Study material:
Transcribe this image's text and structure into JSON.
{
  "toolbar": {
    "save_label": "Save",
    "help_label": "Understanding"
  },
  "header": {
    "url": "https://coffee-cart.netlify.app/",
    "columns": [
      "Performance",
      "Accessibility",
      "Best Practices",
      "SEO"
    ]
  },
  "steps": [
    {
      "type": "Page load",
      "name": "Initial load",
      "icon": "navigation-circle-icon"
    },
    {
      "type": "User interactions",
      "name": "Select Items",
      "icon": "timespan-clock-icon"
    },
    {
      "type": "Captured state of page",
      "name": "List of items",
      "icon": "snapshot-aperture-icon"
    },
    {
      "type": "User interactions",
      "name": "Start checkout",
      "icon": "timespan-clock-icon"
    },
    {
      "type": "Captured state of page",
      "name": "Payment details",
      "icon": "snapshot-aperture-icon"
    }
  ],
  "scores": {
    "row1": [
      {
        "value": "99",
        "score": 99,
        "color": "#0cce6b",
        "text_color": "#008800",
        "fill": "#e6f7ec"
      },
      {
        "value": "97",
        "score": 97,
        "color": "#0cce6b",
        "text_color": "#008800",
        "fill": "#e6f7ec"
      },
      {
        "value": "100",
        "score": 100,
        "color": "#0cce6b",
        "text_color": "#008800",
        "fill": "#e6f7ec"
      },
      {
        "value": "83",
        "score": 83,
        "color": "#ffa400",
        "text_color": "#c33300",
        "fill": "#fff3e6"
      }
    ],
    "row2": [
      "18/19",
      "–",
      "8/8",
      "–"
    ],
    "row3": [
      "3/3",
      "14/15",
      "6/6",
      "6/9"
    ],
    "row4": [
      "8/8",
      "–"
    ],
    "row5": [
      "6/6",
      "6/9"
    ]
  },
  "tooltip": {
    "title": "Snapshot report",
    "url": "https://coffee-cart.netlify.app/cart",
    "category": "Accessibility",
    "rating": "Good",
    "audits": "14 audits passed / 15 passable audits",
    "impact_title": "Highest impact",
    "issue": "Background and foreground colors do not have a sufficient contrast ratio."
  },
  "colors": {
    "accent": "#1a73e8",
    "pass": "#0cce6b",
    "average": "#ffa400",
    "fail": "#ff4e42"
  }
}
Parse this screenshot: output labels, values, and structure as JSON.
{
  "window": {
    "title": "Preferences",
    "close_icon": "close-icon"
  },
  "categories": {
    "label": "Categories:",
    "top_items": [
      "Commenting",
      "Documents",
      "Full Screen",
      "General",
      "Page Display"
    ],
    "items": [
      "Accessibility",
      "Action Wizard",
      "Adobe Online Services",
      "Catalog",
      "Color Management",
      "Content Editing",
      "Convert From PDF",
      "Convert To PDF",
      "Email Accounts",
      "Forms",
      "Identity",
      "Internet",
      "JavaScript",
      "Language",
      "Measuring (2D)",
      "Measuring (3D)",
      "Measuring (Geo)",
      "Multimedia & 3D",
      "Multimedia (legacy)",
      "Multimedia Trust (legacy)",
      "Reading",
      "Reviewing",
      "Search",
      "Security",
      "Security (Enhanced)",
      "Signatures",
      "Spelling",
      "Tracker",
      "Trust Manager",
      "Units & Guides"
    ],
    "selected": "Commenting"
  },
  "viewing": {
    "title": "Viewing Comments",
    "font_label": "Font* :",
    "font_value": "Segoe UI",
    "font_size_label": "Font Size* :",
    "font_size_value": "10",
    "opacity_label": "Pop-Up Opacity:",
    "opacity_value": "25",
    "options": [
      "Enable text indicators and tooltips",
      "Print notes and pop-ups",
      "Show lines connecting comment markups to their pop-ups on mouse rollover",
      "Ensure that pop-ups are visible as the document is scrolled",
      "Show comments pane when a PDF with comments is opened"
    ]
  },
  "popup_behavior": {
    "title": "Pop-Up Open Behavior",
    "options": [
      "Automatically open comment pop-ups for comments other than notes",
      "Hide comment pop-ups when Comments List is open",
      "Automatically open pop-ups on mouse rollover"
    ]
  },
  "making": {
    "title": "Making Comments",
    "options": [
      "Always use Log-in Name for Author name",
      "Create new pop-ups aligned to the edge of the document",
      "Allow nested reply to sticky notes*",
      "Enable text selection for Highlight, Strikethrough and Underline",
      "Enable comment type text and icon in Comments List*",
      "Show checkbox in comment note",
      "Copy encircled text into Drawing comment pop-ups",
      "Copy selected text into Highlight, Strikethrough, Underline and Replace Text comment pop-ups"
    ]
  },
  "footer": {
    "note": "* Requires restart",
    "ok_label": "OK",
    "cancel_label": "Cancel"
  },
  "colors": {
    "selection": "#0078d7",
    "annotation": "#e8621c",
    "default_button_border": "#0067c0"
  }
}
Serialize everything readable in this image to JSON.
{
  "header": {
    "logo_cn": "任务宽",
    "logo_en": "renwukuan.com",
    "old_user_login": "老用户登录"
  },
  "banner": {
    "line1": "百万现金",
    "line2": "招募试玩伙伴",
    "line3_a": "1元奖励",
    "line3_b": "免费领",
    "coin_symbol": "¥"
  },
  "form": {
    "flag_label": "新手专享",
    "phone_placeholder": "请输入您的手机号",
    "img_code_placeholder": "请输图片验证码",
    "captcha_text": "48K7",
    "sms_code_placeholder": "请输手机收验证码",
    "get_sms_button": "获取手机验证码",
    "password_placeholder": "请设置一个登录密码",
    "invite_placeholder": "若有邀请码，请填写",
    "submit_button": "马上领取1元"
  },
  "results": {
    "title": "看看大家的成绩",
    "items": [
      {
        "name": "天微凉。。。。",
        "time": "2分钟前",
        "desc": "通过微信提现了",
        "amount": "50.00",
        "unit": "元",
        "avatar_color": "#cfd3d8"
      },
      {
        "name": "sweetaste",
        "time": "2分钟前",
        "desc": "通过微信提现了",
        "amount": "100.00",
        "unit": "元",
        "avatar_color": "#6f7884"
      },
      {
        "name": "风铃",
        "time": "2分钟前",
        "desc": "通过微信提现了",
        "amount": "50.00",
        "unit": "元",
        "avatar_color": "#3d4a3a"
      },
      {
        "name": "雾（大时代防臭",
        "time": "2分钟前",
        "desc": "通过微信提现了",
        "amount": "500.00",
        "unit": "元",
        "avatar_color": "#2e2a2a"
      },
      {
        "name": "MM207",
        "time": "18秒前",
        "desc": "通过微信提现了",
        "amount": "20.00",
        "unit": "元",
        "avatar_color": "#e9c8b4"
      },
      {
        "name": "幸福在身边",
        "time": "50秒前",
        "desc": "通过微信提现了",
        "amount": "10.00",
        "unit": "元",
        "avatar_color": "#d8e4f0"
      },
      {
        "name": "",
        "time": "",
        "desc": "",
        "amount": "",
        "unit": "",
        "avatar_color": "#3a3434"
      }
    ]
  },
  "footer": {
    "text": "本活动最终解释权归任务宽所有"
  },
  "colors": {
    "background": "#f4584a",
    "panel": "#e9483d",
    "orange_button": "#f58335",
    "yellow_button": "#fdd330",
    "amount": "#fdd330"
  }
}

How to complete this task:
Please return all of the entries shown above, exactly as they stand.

Result of the exercise:
Transcribe this image's text and structure into JSON.
{
  "toolbar": {
    "save_label": "Save",
    "help_label": "Understanding"
  },
  "header": {
    "url": "https://coffee-cart.netlify.app/",
    "columns": [
      "Performance",
      "Accessibility",
      "Best Practices",
      "SEO"
    ]
  },
  "steps": [
    {
      "type": "Page load",
      "name": "Initial load",
      "icon": "navigation-circle-icon"
    },
    {
      "type": "User interactions",
      "name": "Select Items",
      "icon": "timespan-clock-icon"
    },
    {
      "type": "Captured state of page",
      "name": "List of items",
      "icon": "snapshot-aperture-icon"
    },
    {
      "type": "User interactions",
      "name": "Start checkout",
      "icon": "timespan-clock-icon"
    },
    {
      "type": "Captured state of page",
      "name": "Payment details",
      "icon": "snapshot-aperture-icon"
    }
  ],
  "scores": {
    "row1": [
      {
        "value": "99",
        "score": 99,
        "color": "#0cce6b",
        "text_color": "#008800",
        "fill": "#e6f7ec"
      },
      {
        "value": "97",
        "score": 97,
        "color": "#0cce6b",
        "text_color": "#008800",
        "fill": "#e6f7ec"
      },
      {
        "value": "100",
        "score": 100,
        "color": "#0cce6b",
        "text_color": "#008800",
        "fill": "#e6f7ec"
      },
      {
        "value": "83",
        "score": 83,
        "color": "#ffa400",
        "text_color": "#c33300",
        "fill": "#fff3e6"
      }
    ],
    "row2": [
      "18/19",
      "–",
      "8/8",
      "–"
    ],
    "row3": [
      "3/3",
      "14/15",
      "6/6",
      "6/9"
    ],
    "row4": [
      "8/8",
      "–"
    ],
    "row5": [
      "6/6",
      "6/9"
    ]
  },
  "tooltip": {
    "title": "Snapshot report",
    "url": "https://coffee-cart.netlify.app/cart",
    "category": "Accessibility",
    "rating": "Good",
    "audits": "14 audits passed / 15 passable audits",
    "impact_title": "Highest impact",
    "issue": "Background and foreground colors do not have a sufficient contrast ratio."
  },
  "colors": {
    "accent": "#1a73e8",
    "pass": "#0cce6b",
    "average": "#ffa400",
    "fail": "#ff4e42"
  }
}
Parse this screenshot: output labels, values, and structure as JSON.
{
  "window": {
    "title": "Preferences",
    "close_icon": "close-icon"
  },
  "categories": {
    "label": "Categories:",
    "top_items": [
      "Commenting",
      "Documents",
      "Full Screen",
      "General",
      "Page Display"
    ],
    "items": [
      "Accessibility",
      "Action Wizard",
      "Adobe Online Services",
      "Catalog",
      "Color Management",
      "Content Editing",
      "Convert From PDF",
      "Convert To PDF",
      "Email Accounts",
      "Forms",
      "Identity",
      "Internet",
      "JavaScript",
      "Language",
      "Measuring (2D)",
      "Measuring (3D)",
      "Measuring (Geo)",
      "Multimedia & 3D",
      "Multimedia (legacy)",
      "Multimedia Trust (legacy)",
      "Reading",
      "Reviewing",
      "Search",
      "Security",
      "Security (Enhanced)",
      "Signatures",
      "Spelling",
      "Tracker",
      "Trust Manager",
      "Units & Guides"
    ],
    "selected": "Commenting"
  },
  "viewing": {
    "title": "Viewing Comments",
    "font_label": "Font* :",
    "font_value": "Segoe UI",
    "font_size_label": "Font Size* :",
    "font_size_value": "10",
    "opacity_label": "Pop-Up Opacity:",
    "opacity_value": "25",
    "options": [
      "Enable text indicators and tooltips",
      "Print notes and pop-ups",
      "Show lines connecting comment markups to their pop-ups on mouse rollover",
      "Ensure that pop-ups are visible as the document is scrolled",
      "Show comments pane when a PDF with comments is opened"
    ]
  },
  "popup_behavior": {
    "title": "Pop-Up Open Behavior",
    "options": [
      "Automatically open comment pop-ups for comments other than notes",
      "Hide comment pop-ups when Comments List is open",
      "Automatically open pop-ups on mouse rollover"
    ]
  },
  "making": {
    "title": "Making Comments",
    "options": [
      "Always use Log-in Name for Author name",
      "Create new pop-ups aligned to the edge of the document",
      "Allow nested reply to sticky notes*",
      "Enable text selection for Highlight, Strikethrough and Underline",
      "Enable comment type text and icon in Comments List*",
      "Show checkbox in comment note",
      "Copy encircled text into Drawing comment pop-ups",
      "Copy selected text into Highlight, Strikethrough, Underline and Replace Text comment pop-ups"
    ]
  },
  "footer": {
    "note": "* Requires restart",
    "ok_label": "OK",
    "cancel_label": "Cancel"
  },
  "colors": {
    "selection": "#0078d7",
    "annotation": "#e8621c",
    "default_button_border": "#0067c0"
  }
}
Serialize everything readable in this image to JSON.
{
  "header": {
    "logo_cn": "任务宽",
    "logo_en": "renwukuan.com",
    "old_user_login": "老用户登录"
  },
  "banner": {
    "line1": "百万现金",
    "line2": "招募试玩伙伴",
    "line3_a": "1元奖励",
    "line3_b": "免费领",
    "coin_symbol": "¥"
  },
  "form": {
    "flag_label": "新手专享",
    "phone_placeholder": "请输入您的手机号",
    "img_code_placeholder": "请输图片验证码",
    "captcha_text": "48K7",
    "sms_code_placeholder": "请输手机收验证码",
    "get_sms_button": "获取手机验证码",
    "password_placeholder": "请设置一个登录密码",
    "invite_placeholder": "若有邀请码，请填写",
    "submit_button": "马上领取1元"
  },
  "results": {
    "title": "看看大家的成绩",
    "items": [
      {
        "name": "天微凉。。。。",
        "time": "2分钟前",
        "desc": "通过微信提现了",
        "amount": "50.00",
        "unit": "元",
        "avatar_color": "#cfd3d8"
      },
      {
        "name": "sweetaste",
        "time": "2分钟前",
        "desc": "通过微信提现了",
        "amount": "100.00",
        "unit": "元",
        "avatar_color": "#6f7884"
      },
      {
        "name": "风铃",
        "time": "2分钟前",
        "desc": "通过微信提现了",
        "amount": "50.00",
        "unit": "元",
        "avatar_color": "#3d4a3a"
      },
      {
        "name": "雾（大时代防臭",
        "time": "2分钟前",
        "desc": "通过微信提现了",
        "amount": "500.00",
        "unit": "元",
        "avatar_color": "#2e2a2a"
      },
      {
        "name": "MM207",
        "time": "18秒前",
        "desc": "通过微信提现了",
        "amount": "20.00",
        "unit": "元",
        "avatar_color": "#e9c8b4"
      },
      {
        "name": "幸福在身边",
        "time": "50秒前",
        "desc": "通过微信提现了",
        "amount": "10.00",
        "unit": "元",
        "avatar_color": "#d8e4f0"
      },
      {
        "name": "",
        "time": "",
        "desc": "",
        "amount": "",
        "unit": "",
        "avatar_color": "#3a3434"
      }
    ]
  },
  "footer": {
    "text": "本活动最终解释权归任务宽所有"
  },
  "colors": {
    "background": "#f4584a",
    "panel": "#e9483d",
    "orange_button": "#f58335",
    "yellow_button": "#fdd330",
    "amount": "#fdd330"
  }
}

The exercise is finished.